While it was interesting to survey the role of crowdsourcing in the world of media, art, and software, the Remixology conversation quickly moved to broader questions about the role that crowdsourcing (and specifically Twitter) plays in social movements, and its role in the broader offline world. Reilly Yeo, OpenMedia.ca's Managing Director, asked a question about the role of social media in social movements, citing a recent widely circulated article by Malcolm Gladwell. Perhaps the best response came from Twitter user Miraj Khaled (@asterix) who said "Twitter is only a platform & crowdsourcing a process. Movements are built by real people with the aid of these tools."
Crowdsourcing is a process or mode of production that bases the production of media (or anything else) and decision-making within a community of people. As Asher notes, we are at an "early stage of shifting from hierarchal control structures to much more organic, much more free form" ways of operating. Why not move the behaviours associated with crowdsourcing—collaboration, free sharing, promiscuous creativity—to the offline world.
In his book, appropriately titled Crowdsourcing, Jeff Howe describes a diverse array of examples of crowdsourcing being put to use, from tracking birds to NASA tracking changes on the surface of Mars to making T-shirts. The tools available through the open Internet and the collaboration they enable have eroded the barriers for participation in all facets of life, not just media production.
This brings us back to the exciting moment we're at in regards to media: it's not just the content of media that can inspire change, but also the process of media making itself. As the boundaries and roles of the industrial era break down in front of us, one thing is for certain—it's a good time to engage.
In case you're wondering, yes I did just crowdsource this column about crowdsourcing. V

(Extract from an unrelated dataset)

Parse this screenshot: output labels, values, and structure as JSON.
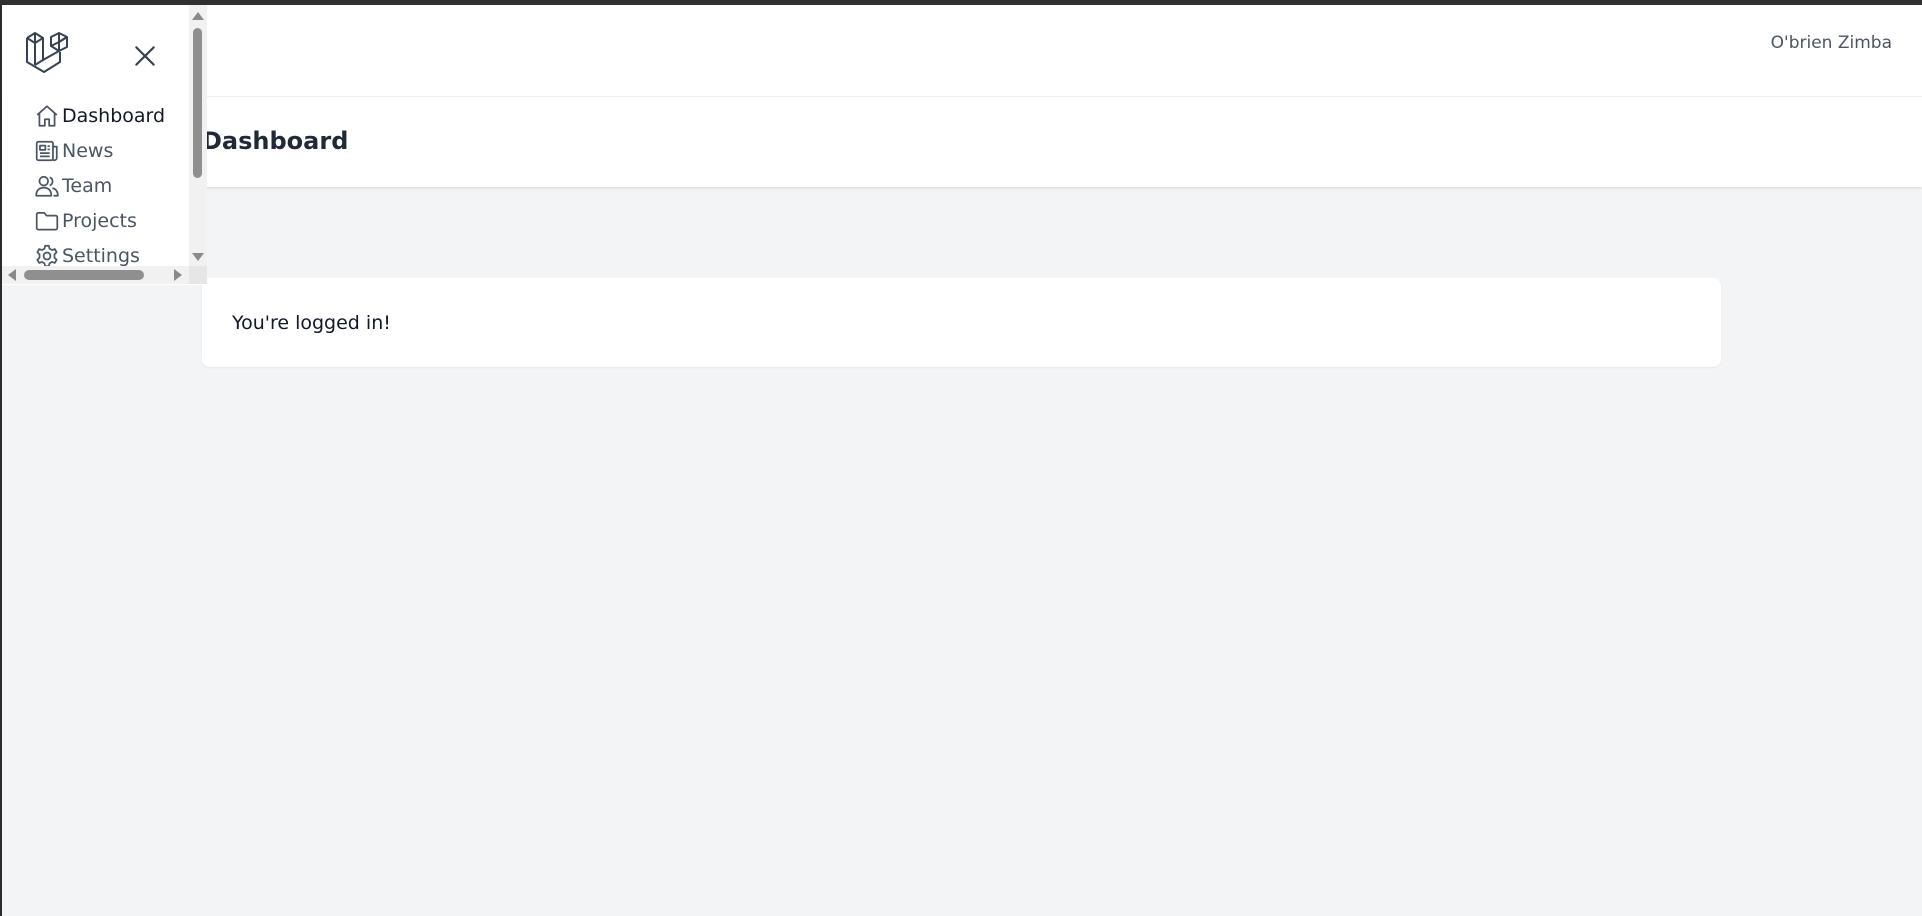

Steve Anderson is the National Coordinator of OpenMedia.ca. Media Links is a syndicated column supported by Common Ground, The Tyee, Rabble.ca, and Vue Weekly